The state budget started out short of funding for home- and community-based services for the developmentally disabled. It earmarked dollars for a specific number of people who could be served but did not provide funds to pay for a full year of providing the services. So, (Secretary Kathy) Kliebert said those on the waiting list will have to stay there, barring emergency situations or changes in their circumstances. … Most of the gap is closed with extra state dollars — $128.1 million — from state mental health hospitals and LSU hospitals that went unused in prior fiscal years. The dollars were not anticipated in the current year’s budget.


After the inauguration

While John Bel Edwards and David Vitter hurl invective at each other, work is well underway behind the scenes to prepare for the busy – and consequential – special legislative session that both candidates have promised to convene shortly after taking office. The Advocate’s Mark Ballard pokes around and learns that Vitter and Edwards have plans for the budget that they’re not ready to tell the public about.
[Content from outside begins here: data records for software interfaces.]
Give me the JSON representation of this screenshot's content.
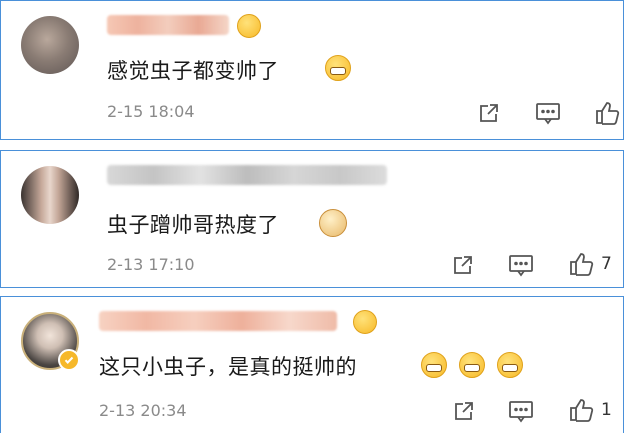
{
  "comments": [
    {
      "text": "感觉虫子都变帅了",
      "time": "2-15 18:04",
      "like_count": ""
    },
    {
      "text": "虫子蹭帅哥热度了",
      "time": "2-13 17:10",
      "like_count": "7"
    },
    {
      "text": "这只小虫子，是真的挺帅的",
      "time": "2-13 20:34",
      "like_count": "1"
    }
  ],
  "icons": {
    "share": "share-icon",
    "comment": "comment-icon",
    "like": "thumbs-up-icon",
    "badge": "badge-emoji-icon"
  },
  "colors": {
    "border": "#4a90d9",
    "text": "#1a1a1a",
    "meta": "#8a8a8a",
    "verify": "#f6b82a"
  }
}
“Both gentlemen have something in mind already,” said Senate Finance Committee Chairman Jack Donahue, R-Mandeville. “They don’t want to be controversial right now.” None of the exemptions or statutory dedications likely to be targeted magically appeared in state law. Each has its own constituency — voters who, if their entitlement is messed with, likely will take it out on the politician at the ballot box. So, like Richard Nixon’s “secret plan” for ending the Vietnam War, which was rolled out during the 1968 presidential campaign, Vitter and Edwards essentially are asking voters and legislators to trust them until after the runoff.


Getting to 70 and 26

While John Bel Edwards and David Vitter are promising unspecified structural reforms to the budget if elected, The Advocate’s editorial page reminds us that any significant change will likely require two-thirds supermajorities in the state House and Senate – which can be elusive in an era of increased partisan divisions.


Some of the proposals might require changes in the bloated, overwritten Louisiana Constitution, where we’ve added tax breaks or basic provisions that are less flexible than in ordinary law. That means that the significant numbers are often going to be 70 and 26, because the first big hurdle to constitutional changes is a two-thirds vote of House and Senate. Then, the new governor and lawmakers have to sell the changes to a vote of the people.


Is the economy in trouble?

In the heat of a governor’s race it’s worth remembering that politicians and their policies have only a marginal effect on a state’s economic well-being. A great deal of it is determined by worldwide market forces and trends that are beyond the control of even the most powerful governors. Here in Louisiana, for example, the current-year state budget – and thousands of jobs – are at the mercy of global swings in the price of oil. So which way is the economy headed? The New York Times’ Neil Irwin looks at the recent batch of data and ends up just as confused as when he started.


A strong case could be made that it is in its most vulnerable spot in years, at risk of a new recession amid a global slowdown. The market for many types of risky bonds is in disarray, and “the dangers facing the global economy are more severe than at any time since the Lehman Brothers bankruptcy in 2008,” the former Treasury secretary Lawrence H. Summers wrote recently. There is also a strong case that the United States economy is robust enough to withstand whatever challenges might arise from overseas, and that the evidence of a slowdown is scattered and overstated. Fewer people have filed for unemployment insurance in recent weekly readings, for example, than any time since 1973. I’ve tried several times in the last few weeks to convince myself that one of those stories is correct, but just can’t decide between them.


Number of the Day
$117 million – Last year’s budget deficit, which will have to be resolved in the current budget year (Source: